In summary, invertebrates utilize various types of hormones to regulate their physiological functions, including neuropeptides, cardioactive peptides, insulin-like peptides, and vertebrate-like hormones. These hormones play crucial roles in controlling growth, development, reproduction, feeding behavior, and other essential processes that maintain homeostasis and ensure survival. Understanding the mechanisms of hormone action in invertebrates can provide valuable insights into the evolution of hormonal systems and their functions across different animal taxa.

Tsetse flies are not a medical condition but rather insects that can transmit diseases. Here is their medical relevance:

Tsetse flies (Glossina spp.) are large, biting flies found primarily in tropical Africa. They are vectors for African trypanosomiasis, also known as sleeping sickness in humans and Nagana in animals. The fly ingests the parasite when it takes a blood meal from an infected host, then transmits the disease to another host through its saliva during subsequent feedings. This makes tsetse flies medically relevant due to their role in spreading these diseases.

"Amber" is not a medical term. It is a fossilized tree resin that is often used in jewelry and ornamental objects. Amber can sometimes contain preserved insects, plants, and other organic material that became trapped in the resin millions of years ago. While amber itself is not a medical term, it may be mentioned in a medical context if it is used as a decorative element in medical equipment or if it contains inclusions of potential interest to paleopathology, the study of ancient diseases.

Animal communication is the transmission of information from one animal to another. This can occur through a variety of means, including visual, auditory, tactile, and chemical signals. For example, animals may use body postures, facial expressions, vocalizations, touch, or the release of chemicals (such as pheromones) to convey messages to conspecifics.

Animal communication can serve a variety of functions, including coordinating group activities, warning others of danger, signaling reproductive status, and establishing social hierarchies. In some cases, animal communication may also involve the use of sophisticated cognitive abilities, such as the ability to understand and interpret complex signals or to learn and remember the meanings of different signals.

It is important to note that while animals are capable of communicating with one another, this does not necessarily mean that they have language in the same sense that humans do. Language typically involves a system of arbitrary symbols that are used to convey meaning, and it is not clear to what extent animals are able to use such symbolic systems. However, many animals are certainly able to communicate effectively using their own species-specific signals and behaviors.
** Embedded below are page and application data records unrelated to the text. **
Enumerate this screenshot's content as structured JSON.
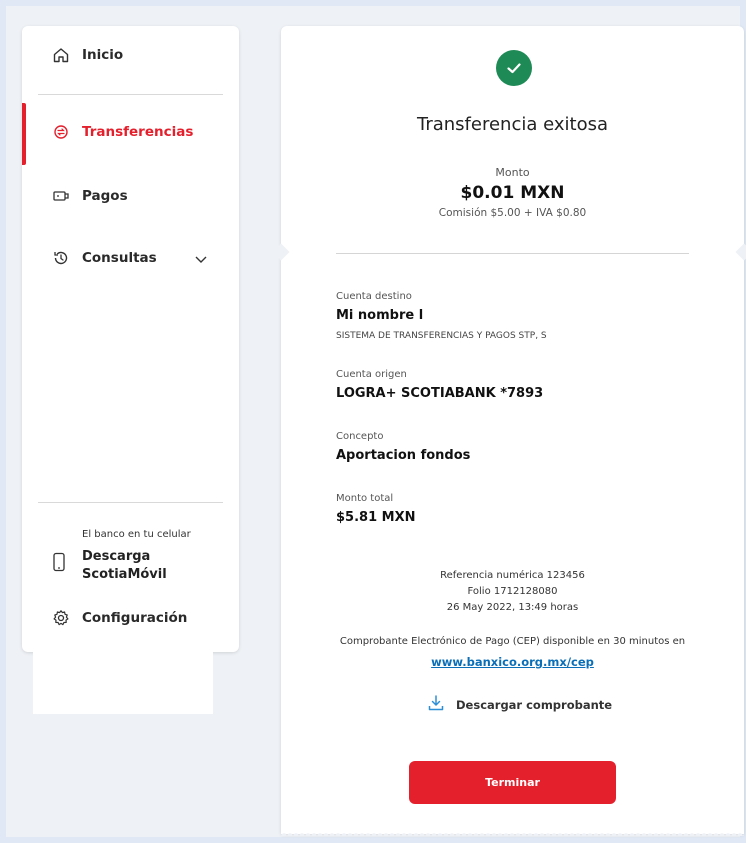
{
  "sidebar": {
    "items": [
      {
        "label": "Inicio",
        "icon": "home-icon"
      },
      {
        "label": "Transferencias",
        "icon": "transfer-icon",
        "active": true
      },
      {
        "label": "Pagos",
        "icon": "payments-icon"
      },
      {
        "label": "Consultas",
        "icon": "history-icon",
        "expandable": true
      }
    ],
    "promo_small": "El banco en tu celular",
    "promo_line1": "Descarga",
    "promo_line2": "ScotiaMóvil",
    "settings_label": "Configuración"
  },
  "receipt": {
    "title": "Transferencia exitosa",
    "monto_label": "Monto",
    "monto_value": "$0.01 MXN",
    "comision": "Comisión $5.00 + IVA $0.80",
    "destino_label": "Cuenta destino",
    "destino_name": "Mi nombre l",
    "destino_bank": "SISTEMA DE TRANSFERENCIAS Y PAGOS STP, S",
    "origen_label": "Cuenta origen",
    "origen_value": "LOGRA+ SCOTIABANK *7893",
    "concepto_label": "Concepto",
    "concepto_value": "Aportacion fondos",
    "total_label": "Monto total",
    "total_value": "$5.81 MXN",
    "referencia": "Referencia numérica 123456",
    "folio": "Folio 1712128080",
    "fecha": "26 May 2022, 13:49 horas",
    "cep_text": "Comprobante Electrónico de Pago (CEP) disponible en 30 minutos en",
    "cep_link": "www.banxico.org.mx/cep",
    "download_label": "Descargar comprobante",
    "finish_button": "Terminar"
  },
  "colors": {
    "accent": "#e4202d",
    "success": "#1e8a56",
    "link": "#0b6fb8"
  }
}
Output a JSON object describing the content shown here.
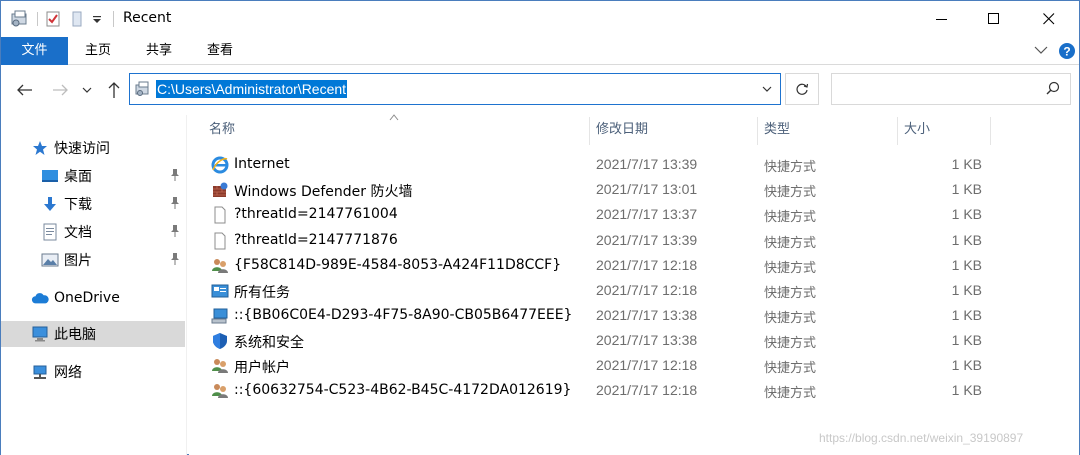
{
  "window": {
    "title": "Recent"
  },
  "ribbon": {
    "tabs": [
      {
        "label": "文件"
      },
      {
        "label": "主页"
      },
      {
        "label": "共享"
      },
      {
        "label": "查看"
      }
    ]
  },
  "address": {
    "path": "C:\\Users\\Administrator\\Recent",
    "search_placeholder": ""
  },
  "nav": {
    "items": [
      {
        "label": "快速访问",
        "icon": "star-icon"
      },
      {
        "label": "桌面",
        "icon": "desktop-icon",
        "pinned": true
      },
      {
        "label": "下载",
        "icon": "download-icon",
        "pinned": true
      },
      {
        "label": "文档",
        "icon": "document-icon",
        "pinned": true
      },
      {
        "label": "图片",
        "icon": "picture-icon",
        "pinned": true
      },
      {
        "label": "OneDrive",
        "icon": "cloud-icon"
      },
      {
        "label": "此电脑",
        "icon": "computer-icon",
        "selected": true
      },
      {
        "label": "网络",
        "icon": "network-icon"
      }
    ]
  },
  "list": {
    "headers": {
      "name": "名称",
      "date": "修改日期",
      "type": "类型",
      "size": "大小"
    },
    "rows": [
      {
        "name": "Internet",
        "date": "2021/7/17 13:39",
        "type": "快捷方式",
        "size": "1 KB",
        "icon": "ie-icon"
      },
      {
        "name": "Windows Defender 防火墙",
        "date": "2021/7/17 13:01",
        "type": "快捷方式",
        "size": "1 KB",
        "icon": "firewall-icon"
      },
      {
        "name": "?threatId=2147761004",
        "date": "2021/7/17 13:37",
        "type": "快捷方式",
        "size": "1 KB",
        "icon": "blank-file-icon"
      },
      {
        "name": "?threatId=2147771876",
        "date": "2021/7/17 13:39",
        "type": "快捷方式",
        "size": "1 KB",
        "icon": "blank-file-icon"
      },
      {
        "name": "{F58C814D-989E-4584-8053-A424F11D8CCF}",
        "date": "2021/7/17 12:18",
        "type": "快捷方式",
        "size": "1 KB",
        "icon": "users-icon"
      },
      {
        "name": "所有任务",
        "date": "2021/7/17 12:18",
        "type": "快捷方式",
        "size": "1 KB",
        "icon": "control-panel-icon"
      },
      {
        "name": "::{BB06C0E4-D293-4F75-8A90-CB05B6477EEE}",
        "date": "2021/7/17 13:38",
        "type": "快捷方式",
        "size": "1 KB",
        "icon": "system-icon"
      },
      {
        "name": "系统和安全",
        "date": "2021/7/17 13:38",
        "type": "快捷方式",
        "size": "1 KB",
        "icon": "shield-icon"
      },
      {
        "name": "用户帐户",
        "date": "2021/7/17 12:18",
        "type": "快捷方式",
        "size": "1 KB",
        "icon": "users-icon"
      },
      {
        "name": "::{60632754-C523-4B62-B45C-4172DA012619}",
        "date": "2021/7/17 12:18",
        "type": "快捷方式",
        "size": "1 KB",
        "icon": "users-icon"
      }
    ]
  },
  "watermark": "https://blog.csdn.net/weixin_39190897",
  "colors": {
    "accent": "#1a6fc9",
    "selection": "#0078d7",
    "nav_selected": "#d9d9d9"
  }
}
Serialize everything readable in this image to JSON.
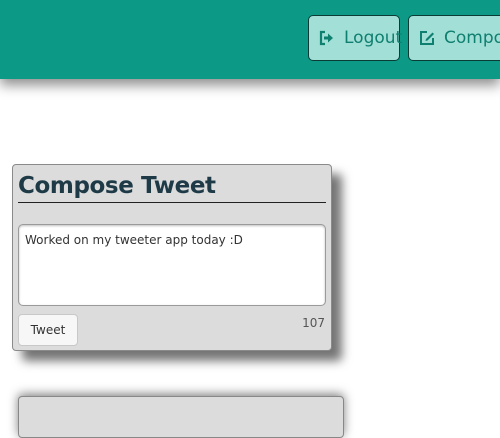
{
  "nav": {
    "logout": {
      "label": "Logout",
      "icon": "sign-out-icon"
    },
    "compose": {
      "label": "Compose",
      "icon": "edit-icon"
    },
    "colors": {
      "bar": "#0c9a86",
      "button_bg": "#a2dfd6",
      "button_text": "#0f7f70"
    }
  },
  "compose": {
    "title": "Compose Tweet",
    "text_value": "Worked on my tweeter app today :D",
    "submit_label": "Tweet",
    "char_count": "107"
  }
}
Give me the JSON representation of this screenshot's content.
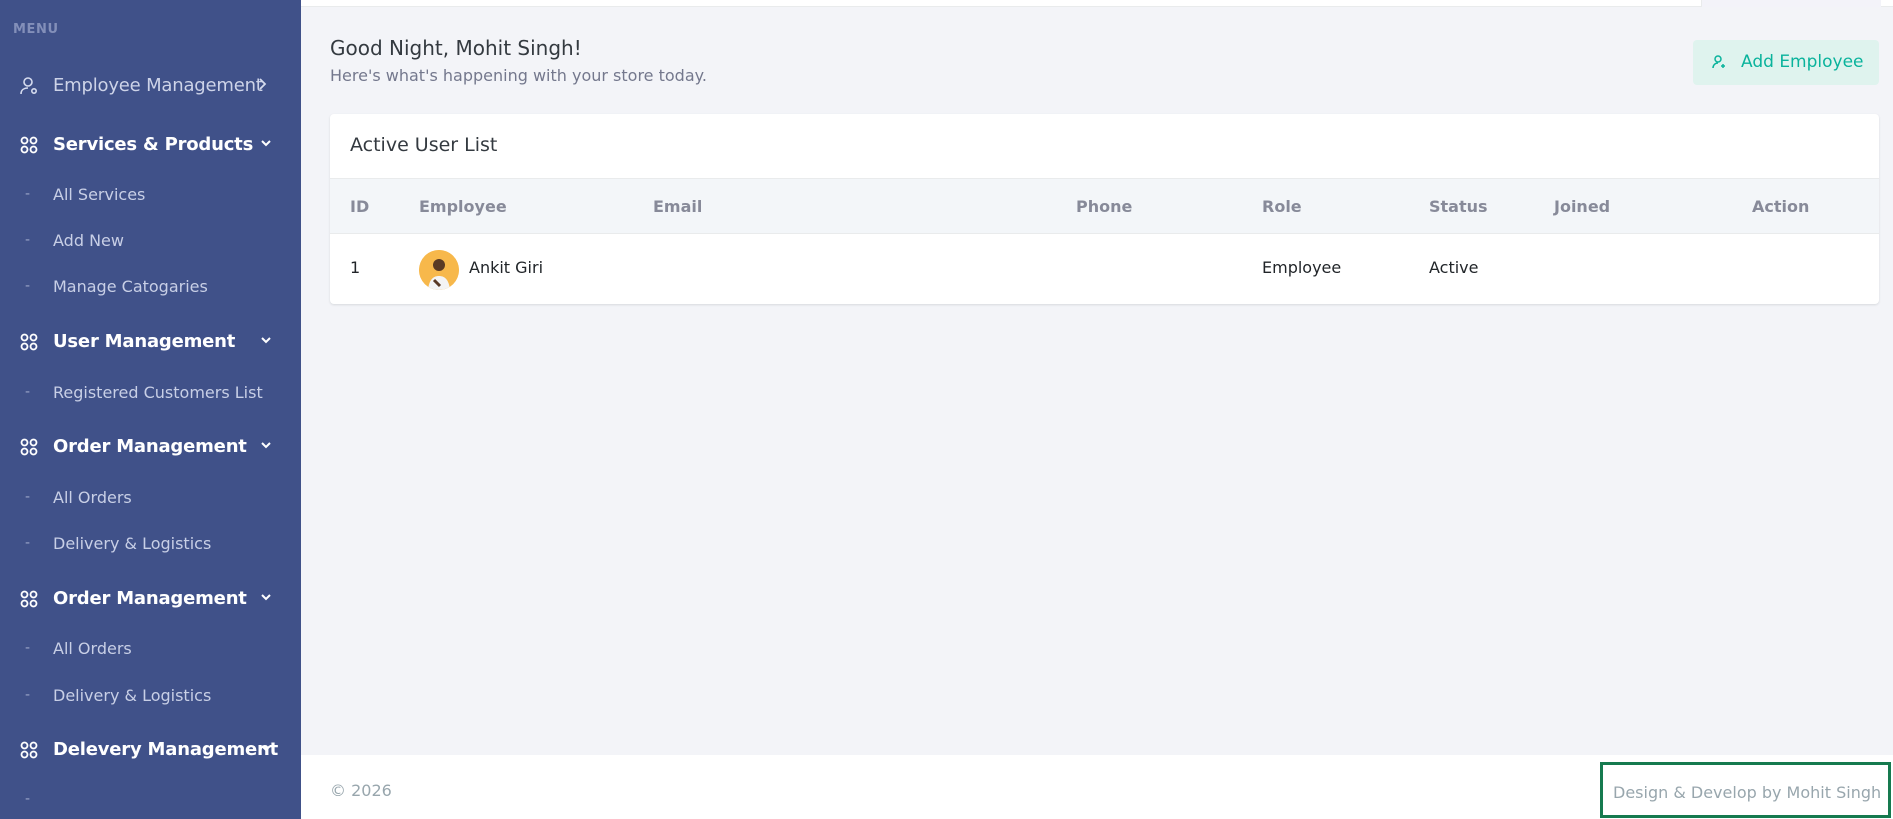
{
  "sidebar": {
    "menu_title": "MENU",
    "items": [
      {
        "label": "Employee Management",
        "icon": "user-settings-icon"
      },
      {
        "label": "Services & Products",
        "icon": "apps-grid-icon"
      },
      {
        "label": "All Services"
      },
      {
        "label": "Add New"
      },
      {
        "label": "Manage Catogaries"
      },
      {
        "label": "User Management",
        "icon": "apps-grid-icon"
      },
      {
        "label": "Registered Customers List"
      },
      {
        "label": "Order Management",
        "icon": "apps-grid-icon"
      },
      {
        "label": "All Orders"
      },
      {
        "label": "Delivery & Logistics"
      },
      {
        "label": "Order Management",
        "icon": "apps-grid-icon"
      },
      {
        "label": "All Orders"
      },
      {
        "label": "Delivery & Logistics"
      },
      {
        "label": "Delevery Management",
        "icon": "apps-grid-icon"
      }
    ]
  },
  "header": {
    "greeting": "Good Night, Mohit Singh!",
    "subtitle": "Here's what's happening with your store today.",
    "add_button": "Add Employee"
  },
  "card": {
    "title": "Active User List",
    "columns": [
      "ID",
      "Employee",
      "Email",
      "Phone",
      "Role",
      "Status",
      "Joined",
      "Action"
    ],
    "rows": [
      {
        "id": "1",
        "employee": "Ankit Giri",
        "email": "",
        "phone": "",
        "role": "Employee",
        "status": "Active",
        "joined": "",
        "action": ""
      }
    ]
  },
  "footer": {
    "copyright": "© 2026",
    "credit": "Design & Develop by Mohit Singh"
  },
  "colors": {
    "sidebar_bg": "#405189",
    "accent_green": "#0ab39c",
    "credit_border": "#167a4f"
  }
}
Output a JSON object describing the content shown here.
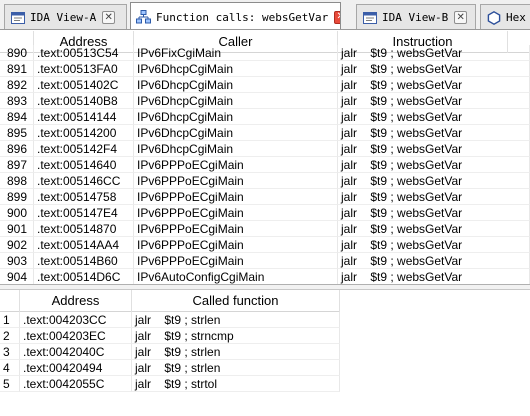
{
  "tabs": [
    {
      "label": "IDA View-A",
      "icon": "ida-view-icon",
      "active": false,
      "closable": true
    },
    {
      "label": "Function calls: websGetVar",
      "icon": "function-calls-icon",
      "active": true,
      "closable": true
    },
    {
      "label": "IDA View-B",
      "icon": "ida-view-icon",
      "active": false,
      "closable": true
    },
    {
      "label": "Hex",
      "icon": "hex-view-icon",
      "active": false,
      "closable": false
    }
  ],
  "callers_table": {
    "columns": [
      "Address",
      "Caller",
      "Instruction"
    ],
    "rows": [
      {
        "num": "890",
        "address": ".text:00513C54",
        "caller": "IPv6FixCgiMain",
        "instruction": "jalr    $t9 ; websGetVar"
      },
      {
        "num": "891",
        "address": ".text:00513FA0",
        "caller": "IPv6DhcpCgiMain",
        "instruction": "jalr    $t9 ; websGetVar"
      },
      {
        "num": "892",
        "address": ".text:0051402C",
        "caller": "IPv6DhcpCgiMain",
        "instruction": "jalr    $t9 ; websGetVar"
      },
      {
        "num": "893",
        "address": ".text:005140B8",
        "caller": "IPv6DhcpCgiMain",
        "instruction": "jalr    $t9 ; websGetVar"
      },
      {
        "num": "894",
        "address": ".text:00514144",
        "caller": "IPv6DhcpCgiMain",
        "instruction": "jalr    $t9 ; websGetVar"
      },
      {
        "num": "895",
        "address": ".text:00514200",
        "caller": "IPv6DhcpCgiMain",
        "instruction": "jalr    $t9 ; websGetVar"
      },
      {
        "num": "896",
        "address": ".text:005142F4",
        "caller": "IPv6DhcpCgiMain",
        "instruction": "jalr    $t9 ; websGetVar"
      },
      {
        "num": "897",
        "address": ".text:00514640",
        "caller": "IPv6PPPoECgiMain",
        "instruction": "jalr    $t9 ; websGetVar"
      },
      {
        "num": "898",
        "address": ".text:005146CC",
        "caller": "IPv6PPPoECgiMain",
        "instruction": "jalr    $t9 ; websGetVar"
      },
      {
        "num": "899",
        "address": ".text:00514758",
        "caller": "IPv6PPPoECgiMain",
        "instruction": "jalr    $t9 ; websGetVar"
      },
      {
        "num": "900",
        "address": ".text:005147E4",
        "caller": "IPv6PPPoECgiMain",
        "instruction": "jalr    $t9 ; websGetVar"
      },
      {
        "num": "901",
        "address": ".text:00514870",
        "caller": "IPv6PPPoECgiMain",
        "instruction": "jalr    $t9 ; websGetVar"
      },
      {
        "num": "902",
        "address": ".text:00514AA4",
        "caller": "IPv6PPPoECgiMain",
        "instruction": "jalr    $t9 ; websGetVar"
      },
      {
        "num": "903",
        "address": ".text:00514B60",
        "caller": "IPv6PPPoECgiMain",
        "instruction": "jalr    $t9 ; websGetVar"
      },
      {
        "num": "904",
        "address": ".text:00514D6C",
        "caller": "IPv6AutoConfigCgiMain",
        "instruction": "jalr    $t9 ; websGetVar"
      }
    ]
  },
  "called_table": {
    "columns": [
      "Address",
      "Called function"
    ],
    "rows": [
      {
        "num": "1",
        "address": ".text:004203CC",
        "called": "jalr    $t9 ; strlen"
      },
      {
        "num": "2",
        "address": ".text:004203EC",
        "called": "jalr    $t9 ; strncmp"
      },
      {
        "num": "3",
        "address": ".text:0042040C",
        "called": "jalr    $t9 ; strlen"
      },
      {
        "num": "4",
        "address": ".text:00420494",
        "called": "jalr    $t9 ; strlen"
      },
      {
        "num": "5",
        "address": ".text:0042055C",
        "called": "jalr    $t9 ; strtol"
      }
    ]
  },
  "colors": {
    "active_tab_close": "#e84a3a",
    "tab_bar": "#f0f0f0"
  }
}
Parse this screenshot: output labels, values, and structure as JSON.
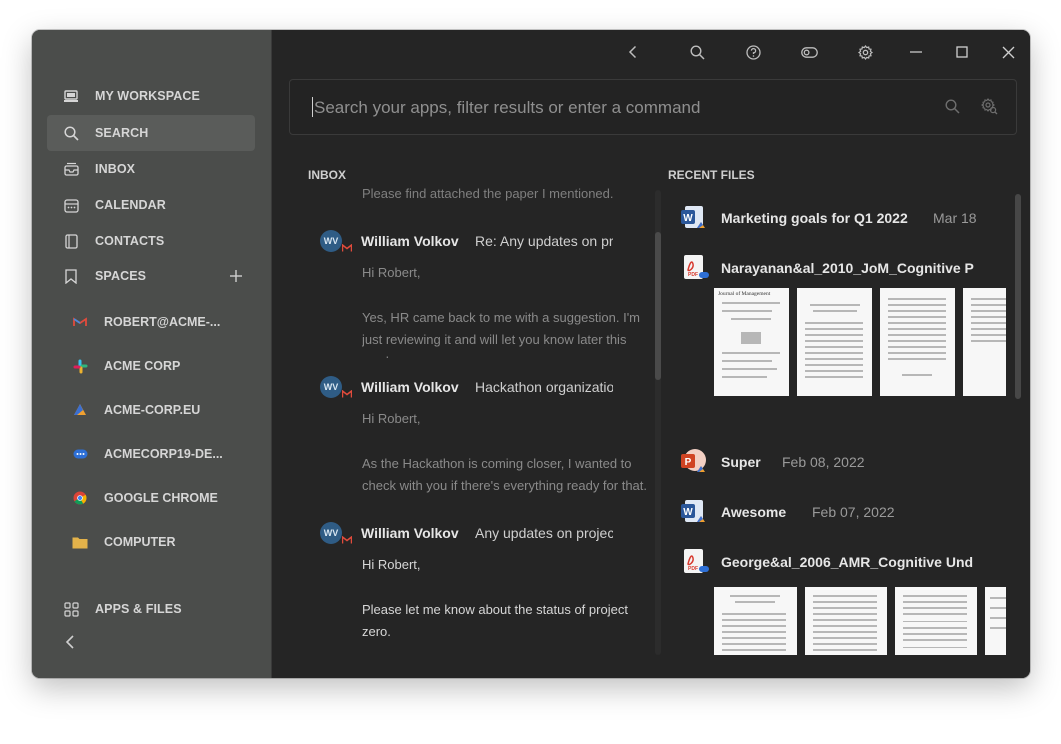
{
  "sidebar": {
    "nav": [
      {
        "label": "MY WORKSPACE",
        "icon": "workspace-icon"
      },
      {
        "label": "SEARCH",
        "icon": "search-icon",
        "active": true
      },
      {
        "label": "INBOX",
        "icon": "inbox-icon"
      },
      {
        "label": "CALENDAR",
        "icon": "calendar-icon"
      },
      {
        "label": "CONTACTS",
        "icon": "contacts-icon"
      },
      {
        "label": "SPACES",
        "icon": "bookmark-icon"
      }
    ],
    "spaces": [
      {
        "label": "ROBERT@ACME-...",
        "icon": "gmail-icon"
      },
      {
        "label": "ACME CORP",
        "icon": "slack-icon"
      },
      {
        "label": "ACME-CORP.EU",
        "icon": "cloud-drive-icon"
      },
      {
        "label": "ACMECORP19-DE...",
        "icon": "chat-icon"
      },
      {
        "label": "GOOGLE CHROME",
        "icon": "chrome-icon"
      },
      {
        "label": "COMPUTER",
        "icon": "folder-icon"
      }
    ],
    "apps_files": "APPS & FILES"
  },
  "search": {
    "placeholder": "Search your apps, filter results or enter a command"
  },
  "inbox": {
    "title": "INBOX",
    "faded_line": "Please find attached the paper I mentioned.",
    "mails": [
      {
        "avatar": "WV",
        "from": "William Volkov",
        "subject": "Re: Any updates on project zero?",
        "body": [
          "Hi Robert,",
          "Yes, HR came back to me with a suggestion. I'm just reviewing it and will let you know later this week."
        ]
      },
      {
        "avatar": "WV",
        "from": "William Volkov",
        "subject": "Hackathon organization",
        "body": [
          "Hi Robert,",
          "As the Hackathon is coming closer, I wanted to check with you if there's everything ready for that."
        ]
      },
      {
        "avatar": "WV",
        "from": "William Volkov",
        "subject": "Any updates on project zero?",
        "body": [
          "Hi Robert,",
          "Please let me know about the status of project zero."
        ]
      }
    ]
  },
  "recent_files": {
    "title": "RECENT FILES",
    "files": [
      {
        "name": "Marketing goals for Q1 2022",
        "date": "Mar 18",
        "type": "word-icon"
      },
      {
        "name": "Narayanan&al_2010_JoM_Cognitive P",
        "date": "",
        "type": "pdf-icon"
      },
      {
        "name": "Super",
        "date": "Feb 08, 2022",
        "type": "powerpoint-icon"
      },
      {
        "name": "Awesome",
        "date": "Feb 07, 2022",
        "type": "word-icon"
      },
      {
        "name": "George&al_2006_AMR_Cognitive Und",
        "date": "",
        "type": "pdf-icon"
      }
    ],
    "thumb_title": "Journal of Management"
  },
  "colors": {
    "background": "#252525",
    "sidebar": "#4b4d4b",
    "accent": "#2f5c85"
  }
}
I apologize for any confusion, but "Thysanoptera" is not a medical term. It is an order of small, thin-bodied insects, also known as thrips. Thysanoptera species are typically less than 2 mm long and have delicate fringed wings. They are commonly found in various environments such as flowers, leaves, and even soil. While they can be plant pests and occasionally transmit plant viruses, they do not have a direct relevance to human medicine.

Social behavior, in the context of medicine and psychology, refers to the ways in which individuals interact and engage with others within their social environment. It involves various actions, communications, and responses that are influenced by cultural norms, personal values, emotional states, and cognitive processes. These behaviors can include but are not limited to communication, cooperation, competition, empathy, altruism, aggression, and conformity.

Abnormalities in social behavior may indicate underlying mental health conditions such as autism spectrum disorder, schizophrenia, or personality disorders. Therefore, understanding and analyzing social behavior is an essential aspect of diagnosing and treating various psychological and psychiatric conditions.